In the hours following the mass shooting at the dance hall in Monterey Park, there were questions about why it took so long for the Los Angeles County Sheriff’s Department to notify the public about the search for the gunman.
Today, Monterey Park Police Chief Scott Wiese, who was sworn in two days before the shooting, defended the release of information claiming that trying to find accurate information was a challenge amid the chaotic aftermath outside of the Star Dance Studio.
“There was no real mechanism for us to stop and notify the sleeping public at 1 o’clock in the morning about something we don’t have any information on yet, ” he said.
Despite the shock and disbelief, Wiese said the mass shooting that killed 11 people and wounded another nine inside the Monterey Park ballroom Saturday night was something his department had trained for.
“The younger officers that nice acted like veterans,” said Wiese. “They didn’t hesitate.”
He added that he had six officers in the field on that fateful night and the first units arrived at the scene in about three minutes after receiving the call at about 10:22 p.m. They entered and began to clear the ballroom within a minute after arrival.
The Monterey Park Police Department, consisting of 75 sworn officers quickly called on the Sheriff’s Department for help. The scene was chaotic as officers and firefighters treated the victims and interviewed the nearly 40 witnesses.
Amid this chaos, Wiese and other authorities made the decision to wait on releasing information.
“We didn’t know what we had,” said Wiese. “We knew that we had a male suspect. We put that out to our law enforcement partners in the area very quickly.”
Here is a timeline of the shooting and response:
- As officers secured the scene and about 15 minutes after the initial call, security camera video taken at 10:37 p.m. shows the confrontation with the gunman at the Lai Lai Ballroom in Alhambra.
- Four hours later, at 2:48 a.m. on Sunday morning, the Sheriff’s Department released an online advisory about the shooting.
- At 3:30 a.m. deputies hold their first news conference to say there were looking for the gunman
- After almost 8 hours, at 11:04 a.m. the department released the suspect’s picture and description.
Sheriff Robert Luna defended the length of time it took to release that information.
“We were very strategic in the way we were putting out information,” said Luna. “Ultimately, it worked.”
Chief Wise said the public was not at risk as hundreds of officers were out in the field looking for the suspect and the white van that he was driving.
“I think the community was safe,” said Wiese.
Torrance police later pulled over the van shortly after the Sheriff’s Department released the suspect’s description. The gunman shot and killed himself shortly after he pulled into a parking lot near the Del Amo Mall.

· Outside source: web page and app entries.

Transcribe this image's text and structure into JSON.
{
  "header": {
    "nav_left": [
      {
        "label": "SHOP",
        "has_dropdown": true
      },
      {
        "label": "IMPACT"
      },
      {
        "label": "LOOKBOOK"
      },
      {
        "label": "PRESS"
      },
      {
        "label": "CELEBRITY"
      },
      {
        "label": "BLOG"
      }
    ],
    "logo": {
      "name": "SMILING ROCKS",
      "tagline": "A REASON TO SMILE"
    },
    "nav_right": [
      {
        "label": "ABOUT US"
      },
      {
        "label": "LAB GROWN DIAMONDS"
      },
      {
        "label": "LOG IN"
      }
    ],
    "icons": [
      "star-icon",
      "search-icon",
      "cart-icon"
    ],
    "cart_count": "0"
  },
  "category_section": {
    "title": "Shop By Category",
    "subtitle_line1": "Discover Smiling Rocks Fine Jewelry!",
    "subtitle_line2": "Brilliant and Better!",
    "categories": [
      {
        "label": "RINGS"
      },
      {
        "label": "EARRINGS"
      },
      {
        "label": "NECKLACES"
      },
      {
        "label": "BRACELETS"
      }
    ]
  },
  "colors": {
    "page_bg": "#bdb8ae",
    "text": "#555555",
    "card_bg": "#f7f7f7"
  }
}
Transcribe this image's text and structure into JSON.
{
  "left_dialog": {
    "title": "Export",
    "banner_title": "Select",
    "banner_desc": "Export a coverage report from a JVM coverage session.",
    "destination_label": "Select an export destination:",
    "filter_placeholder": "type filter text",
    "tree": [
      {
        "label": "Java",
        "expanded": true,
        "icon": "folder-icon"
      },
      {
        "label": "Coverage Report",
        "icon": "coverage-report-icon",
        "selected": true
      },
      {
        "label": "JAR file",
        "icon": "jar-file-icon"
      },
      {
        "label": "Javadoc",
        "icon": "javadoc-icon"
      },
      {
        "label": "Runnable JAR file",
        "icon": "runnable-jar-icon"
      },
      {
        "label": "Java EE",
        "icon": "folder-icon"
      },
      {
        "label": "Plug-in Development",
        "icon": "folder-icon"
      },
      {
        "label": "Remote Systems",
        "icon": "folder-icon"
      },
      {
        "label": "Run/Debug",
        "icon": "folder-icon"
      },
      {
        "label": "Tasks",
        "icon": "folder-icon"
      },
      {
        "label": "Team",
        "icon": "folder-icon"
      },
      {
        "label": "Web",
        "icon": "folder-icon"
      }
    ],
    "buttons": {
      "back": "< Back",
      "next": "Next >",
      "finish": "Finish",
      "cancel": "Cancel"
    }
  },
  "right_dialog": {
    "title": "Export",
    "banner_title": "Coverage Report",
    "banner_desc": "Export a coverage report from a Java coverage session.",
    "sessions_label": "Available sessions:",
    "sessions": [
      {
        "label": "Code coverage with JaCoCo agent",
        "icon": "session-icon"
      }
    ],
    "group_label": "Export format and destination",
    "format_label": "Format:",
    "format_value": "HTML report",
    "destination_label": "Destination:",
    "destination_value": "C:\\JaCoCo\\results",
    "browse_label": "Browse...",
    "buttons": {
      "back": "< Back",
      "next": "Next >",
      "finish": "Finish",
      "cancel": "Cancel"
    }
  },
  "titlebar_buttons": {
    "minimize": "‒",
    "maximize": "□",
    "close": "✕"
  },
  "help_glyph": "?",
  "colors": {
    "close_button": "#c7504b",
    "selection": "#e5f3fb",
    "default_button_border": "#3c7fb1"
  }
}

While there is a lot of information that authorities do not know, such as a motive, Chief Wiese said his job right now is making sure the community feels safe.